:: DATA SUPPLIED ::
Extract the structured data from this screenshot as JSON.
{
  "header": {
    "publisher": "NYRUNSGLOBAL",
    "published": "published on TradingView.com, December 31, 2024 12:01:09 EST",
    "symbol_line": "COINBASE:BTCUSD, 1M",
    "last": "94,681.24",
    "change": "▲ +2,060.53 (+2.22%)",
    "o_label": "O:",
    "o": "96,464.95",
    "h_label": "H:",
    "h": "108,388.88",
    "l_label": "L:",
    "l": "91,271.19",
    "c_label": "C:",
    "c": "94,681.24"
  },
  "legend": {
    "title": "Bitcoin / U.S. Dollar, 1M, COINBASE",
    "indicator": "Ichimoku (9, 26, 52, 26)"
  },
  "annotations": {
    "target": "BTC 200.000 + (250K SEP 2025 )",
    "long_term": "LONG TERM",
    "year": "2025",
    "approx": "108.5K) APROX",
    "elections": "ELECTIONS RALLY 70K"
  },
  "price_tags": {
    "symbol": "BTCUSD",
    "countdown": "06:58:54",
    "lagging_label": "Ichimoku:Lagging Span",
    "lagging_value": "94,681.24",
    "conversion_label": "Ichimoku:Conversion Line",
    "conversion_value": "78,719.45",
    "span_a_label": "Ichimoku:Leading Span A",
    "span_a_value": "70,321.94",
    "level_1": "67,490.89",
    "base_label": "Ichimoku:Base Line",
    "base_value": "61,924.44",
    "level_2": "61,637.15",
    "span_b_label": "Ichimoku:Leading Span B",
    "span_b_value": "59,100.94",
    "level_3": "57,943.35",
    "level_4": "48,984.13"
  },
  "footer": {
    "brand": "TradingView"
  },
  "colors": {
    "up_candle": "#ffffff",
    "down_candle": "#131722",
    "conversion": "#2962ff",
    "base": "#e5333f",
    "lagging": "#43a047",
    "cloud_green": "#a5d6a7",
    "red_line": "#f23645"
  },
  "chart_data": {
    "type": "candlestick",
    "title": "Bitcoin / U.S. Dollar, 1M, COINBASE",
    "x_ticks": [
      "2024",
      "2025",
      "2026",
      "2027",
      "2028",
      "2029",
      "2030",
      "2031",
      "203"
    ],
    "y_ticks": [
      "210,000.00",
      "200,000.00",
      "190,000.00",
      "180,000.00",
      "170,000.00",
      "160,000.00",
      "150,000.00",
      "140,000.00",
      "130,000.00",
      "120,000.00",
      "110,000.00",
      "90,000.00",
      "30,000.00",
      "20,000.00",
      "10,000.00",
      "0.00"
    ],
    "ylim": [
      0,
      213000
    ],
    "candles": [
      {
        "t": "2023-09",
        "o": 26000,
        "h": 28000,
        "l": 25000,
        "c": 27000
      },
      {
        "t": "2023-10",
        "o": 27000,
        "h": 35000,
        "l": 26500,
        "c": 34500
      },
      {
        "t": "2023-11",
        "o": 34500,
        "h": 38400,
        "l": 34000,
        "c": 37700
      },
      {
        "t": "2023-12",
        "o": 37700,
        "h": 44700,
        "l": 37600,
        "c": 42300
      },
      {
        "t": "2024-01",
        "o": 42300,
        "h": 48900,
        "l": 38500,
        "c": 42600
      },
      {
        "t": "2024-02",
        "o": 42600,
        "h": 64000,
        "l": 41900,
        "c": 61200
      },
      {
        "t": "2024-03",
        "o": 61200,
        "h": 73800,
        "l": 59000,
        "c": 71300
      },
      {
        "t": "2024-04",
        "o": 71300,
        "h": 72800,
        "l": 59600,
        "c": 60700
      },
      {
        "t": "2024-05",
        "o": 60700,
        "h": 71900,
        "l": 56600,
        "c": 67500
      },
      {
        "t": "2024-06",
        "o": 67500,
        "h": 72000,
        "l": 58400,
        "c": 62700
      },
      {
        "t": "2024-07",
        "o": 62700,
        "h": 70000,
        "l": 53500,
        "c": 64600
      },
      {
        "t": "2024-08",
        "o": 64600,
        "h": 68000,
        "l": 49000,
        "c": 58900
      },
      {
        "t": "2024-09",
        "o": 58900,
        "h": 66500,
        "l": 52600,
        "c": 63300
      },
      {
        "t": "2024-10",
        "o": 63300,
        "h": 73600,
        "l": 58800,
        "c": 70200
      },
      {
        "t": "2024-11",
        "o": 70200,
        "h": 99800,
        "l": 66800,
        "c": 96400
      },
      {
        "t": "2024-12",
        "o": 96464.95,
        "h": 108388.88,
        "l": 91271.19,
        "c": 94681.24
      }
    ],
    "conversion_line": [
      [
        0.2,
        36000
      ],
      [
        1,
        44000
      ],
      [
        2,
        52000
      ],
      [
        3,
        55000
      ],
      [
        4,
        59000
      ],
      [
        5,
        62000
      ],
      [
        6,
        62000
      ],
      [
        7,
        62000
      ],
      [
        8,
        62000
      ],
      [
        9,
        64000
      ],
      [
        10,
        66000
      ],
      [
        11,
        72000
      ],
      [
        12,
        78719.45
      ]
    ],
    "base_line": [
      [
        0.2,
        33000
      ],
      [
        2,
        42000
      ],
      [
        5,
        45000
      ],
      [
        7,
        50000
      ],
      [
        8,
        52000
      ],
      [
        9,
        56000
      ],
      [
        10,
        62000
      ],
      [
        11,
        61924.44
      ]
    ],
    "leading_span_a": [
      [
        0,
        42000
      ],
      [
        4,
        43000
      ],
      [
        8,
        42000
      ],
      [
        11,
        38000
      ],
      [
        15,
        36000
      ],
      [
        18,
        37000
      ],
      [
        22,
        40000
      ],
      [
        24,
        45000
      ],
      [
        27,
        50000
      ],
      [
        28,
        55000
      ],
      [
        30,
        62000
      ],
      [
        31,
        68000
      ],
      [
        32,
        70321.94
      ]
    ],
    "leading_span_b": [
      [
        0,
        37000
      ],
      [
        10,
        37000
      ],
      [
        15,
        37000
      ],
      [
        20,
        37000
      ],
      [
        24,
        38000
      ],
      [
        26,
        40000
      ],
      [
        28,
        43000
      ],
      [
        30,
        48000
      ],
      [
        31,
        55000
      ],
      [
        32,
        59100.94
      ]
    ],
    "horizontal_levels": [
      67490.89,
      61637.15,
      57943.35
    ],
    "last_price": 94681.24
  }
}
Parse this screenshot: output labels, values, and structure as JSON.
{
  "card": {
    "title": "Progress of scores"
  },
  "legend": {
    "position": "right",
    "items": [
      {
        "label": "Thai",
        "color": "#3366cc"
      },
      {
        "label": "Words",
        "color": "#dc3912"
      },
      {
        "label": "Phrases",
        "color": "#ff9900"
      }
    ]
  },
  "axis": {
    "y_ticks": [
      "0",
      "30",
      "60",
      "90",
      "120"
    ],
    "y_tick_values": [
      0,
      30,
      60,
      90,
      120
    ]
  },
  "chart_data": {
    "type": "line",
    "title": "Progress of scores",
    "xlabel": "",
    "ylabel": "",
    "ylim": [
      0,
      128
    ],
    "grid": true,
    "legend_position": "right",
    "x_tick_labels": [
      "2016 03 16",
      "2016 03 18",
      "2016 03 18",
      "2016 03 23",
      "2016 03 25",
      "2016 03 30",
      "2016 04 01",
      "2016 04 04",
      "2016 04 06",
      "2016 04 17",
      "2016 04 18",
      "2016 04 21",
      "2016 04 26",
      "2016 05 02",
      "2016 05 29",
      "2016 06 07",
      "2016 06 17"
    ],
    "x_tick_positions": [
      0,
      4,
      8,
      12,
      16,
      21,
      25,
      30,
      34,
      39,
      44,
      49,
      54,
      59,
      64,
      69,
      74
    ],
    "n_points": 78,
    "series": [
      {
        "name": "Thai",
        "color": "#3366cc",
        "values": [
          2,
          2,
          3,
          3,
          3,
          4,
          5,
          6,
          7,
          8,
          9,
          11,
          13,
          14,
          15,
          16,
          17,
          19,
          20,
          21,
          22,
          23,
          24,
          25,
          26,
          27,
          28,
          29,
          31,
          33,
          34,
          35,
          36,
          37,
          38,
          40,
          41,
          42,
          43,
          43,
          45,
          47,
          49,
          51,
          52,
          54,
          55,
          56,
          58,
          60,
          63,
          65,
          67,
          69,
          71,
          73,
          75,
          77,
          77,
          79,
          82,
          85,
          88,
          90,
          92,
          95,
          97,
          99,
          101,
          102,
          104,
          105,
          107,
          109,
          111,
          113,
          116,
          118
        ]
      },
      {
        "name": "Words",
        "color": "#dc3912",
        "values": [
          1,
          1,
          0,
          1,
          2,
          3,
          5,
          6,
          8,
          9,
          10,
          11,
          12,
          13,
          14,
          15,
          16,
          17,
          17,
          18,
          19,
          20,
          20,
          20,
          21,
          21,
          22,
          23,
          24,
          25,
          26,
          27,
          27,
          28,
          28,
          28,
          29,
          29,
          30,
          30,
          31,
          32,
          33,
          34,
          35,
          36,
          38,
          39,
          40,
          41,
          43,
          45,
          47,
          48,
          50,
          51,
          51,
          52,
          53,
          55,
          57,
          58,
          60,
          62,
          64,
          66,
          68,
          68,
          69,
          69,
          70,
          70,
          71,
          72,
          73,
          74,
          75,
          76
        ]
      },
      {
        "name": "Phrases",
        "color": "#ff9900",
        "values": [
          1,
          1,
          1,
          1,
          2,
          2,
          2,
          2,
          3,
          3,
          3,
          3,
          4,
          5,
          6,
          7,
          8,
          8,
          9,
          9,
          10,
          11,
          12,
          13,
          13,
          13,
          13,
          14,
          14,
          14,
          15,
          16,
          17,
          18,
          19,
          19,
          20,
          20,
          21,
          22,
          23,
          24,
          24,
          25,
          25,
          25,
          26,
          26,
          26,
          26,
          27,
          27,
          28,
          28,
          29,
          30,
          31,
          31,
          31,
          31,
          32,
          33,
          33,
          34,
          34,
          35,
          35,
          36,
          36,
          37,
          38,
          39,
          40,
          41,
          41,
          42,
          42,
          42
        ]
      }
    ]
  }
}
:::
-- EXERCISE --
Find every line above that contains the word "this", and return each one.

-- RESPONSE TO THE TASK --
Extract the structured data from this screenshot as JSON.
Parse this screenshot: output labels, values, and structure as JSON.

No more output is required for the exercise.